Is James Bond still relevant?
That’s a question many Bond fans (myself included) have been pondering of late, particularly given the “Bourne”-ripoff disaster that was “Quantum of Solace.” And it’s a question Bond himself asks in his latest outing, “Skyfall” – a brooding, meditative masterpiece that serves as one of the series’ finest chapters.
Naturally, the answer – delivered in a flurry of action that blends Bond tropes from past and present – is a resounding YES.
After one of Bond’s missions to Istanbul ends in seeming tragedy (seen in a dazzling opening gambit), 007 (Daniel Craig) is presumed dead. He returns to London, however, after a mysterious cyberattacker cripples MI6’s operations and threatens Bond’s boss M (Judi Dench). As Bond seeks a missing hard drive containing the covert identities of NATO’s agents in terrorist cells, he soon encounters brilliant-but-deranged ex-agent Silva (Javier Bardem). Silva has a secret vendetta against M, and will stop at nothing to kill her…making Bond’s mission a far more personal struggle.
I’ve never seen a Bond film like this before – and I have nothing but praise for the change. What viewers won’t find here are goofy villains with insane world-conquest schemes (though “Skyfall” is not without its humorous moments). The narrative cohesion of “Skyfall” is head-and-shoulders above Bond films of earlier days – rather than a series of action segments held together by the thinnest of implausible plots, this movie works as a holistic unit.

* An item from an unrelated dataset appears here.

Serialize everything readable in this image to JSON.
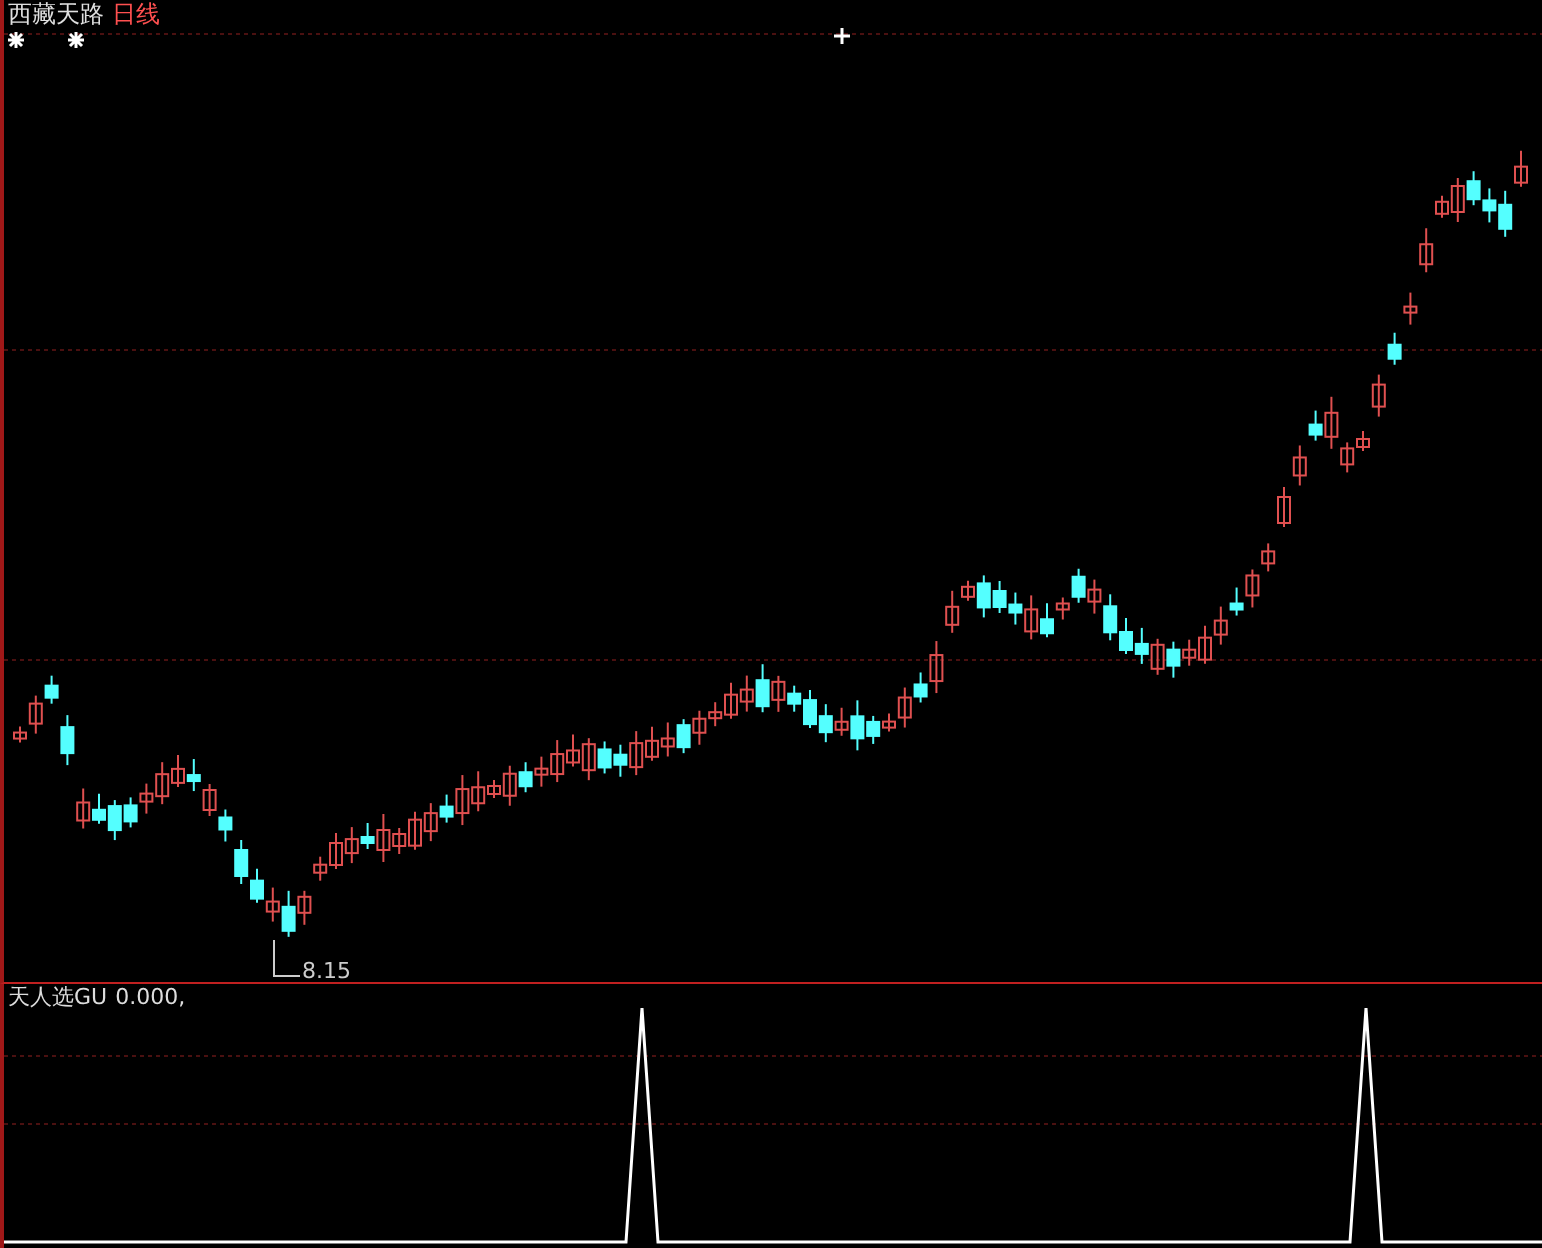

Not only that, but it’s riveting – a word I never thought I’d use to describe a Bond film.
What this film is really about, though, is the clash between the world of yore and the world of today. James Bond, now in his 50th year of gracing silver screens, is a relic of the Cold War whose latest endeavors have been scattershot at best. In “Skyfall,” for the first time, Bond is thrust headlong into a chaotic new world of shadowy nationless attackers. He may carry a Walther PPK, but physical bullets can’t strike distant criminals hunched over glowing computers. One might think that the very raison d’être of the series is worth questioning at this point – and that’s precisely what “Skyfall” does with aplomb.
Silva is a genuinely terrifying antagonist for one reason alone: he is relevant. Viewers have seen angst-ridden psychotic killers before…but few who choose to manifest their rage via sophisticated electronic retaliation. With the threat of cyberterrorism constantly growing, “Skyfall” offers a disturbing vision of future warfare…while simultaneously recalling the heroic ideals of times gone by.
And this is where “Skyfall” soars. “Casino Royale” was an outstanding film, but it didn’t feel like a James Bond movie. “Quantum of Solace” merits no discussion. “Skyfall” finally hits the sweet spot – updating Bond’s conflict and providing a tightly structured story, yet never forgetting the series’ roots. I won’t spoil the ending, but suffice it to say that it’s fantastic.
The technical merits of the film also deserve a special mention. Mercifully, the shaky-cam style popularized by “Bourne” and its ilk is almost completely gone here. (For that matter, I don’t recall any straight-up car chases either…these interminable sequences are not missed.) Instead, “Skyfall” is beautifully filmed, taking its time rather than jumping from shot to shot. It gives the movie a richer, heavier texture that complements the gravity of its storytelling. Adele’s theme song also deserves a special mention here…and the abstract opening-title sequence, over which the song plays, is one of the series’ finest.
I do have one quibble with this otherwise exceptional movie. Director Sam Mendes said in pre-release interviews that he and his crew watched Christopher Nolan’s films for inspiration…and while that makes for incredible cinema, the influence of “The Dark Knight” is perhaps too undiluted here. There’s a lengthy sequence midway through the film that feels familiar…perhaps too familiar. Certain key elements (disfigured laughing villain who constantly seems to be a step ahead of the authorities, a fierce interrogation scene that goes horribly awry, the antagonist disguising himself as a police officer, an ancestral home playing a key role) are just a bit too reminiscent of Nolan’s Batman to seem entirely original. That said, they’re deployed masterfully…it’s simply a minor distraction.
Further borrowing from Nolan’s playbook, there are some really interesting themes on display here – moral idealism vs. pragmatism, the necessity of sacrifice, and the realities of growing older, among others – but these are mostly left unexplored. Given that this is a Bond film, and the mere inclusion of such elements is a rarity, it’s enough to mention that “Skyfall” is a bit more cerebral than one might expect.
Any fans of this franchise already know what kind of objectionable content they’re in for – innuendo-laced dialogue, brief sexual imagery, and loads of mostly bloodless violence. It’s a Bond film, and that doesn’t change here.
Is it worth seeing? Absolutely. Whether or not you’re a fan of James Bond, “Skyfall” is a grand achievement that demands to be experienced. Highly recommended.
A wickedly intense and utterly compelling blockbuster…and my favorite Bond movie of all time.
Normalized Score: 8.7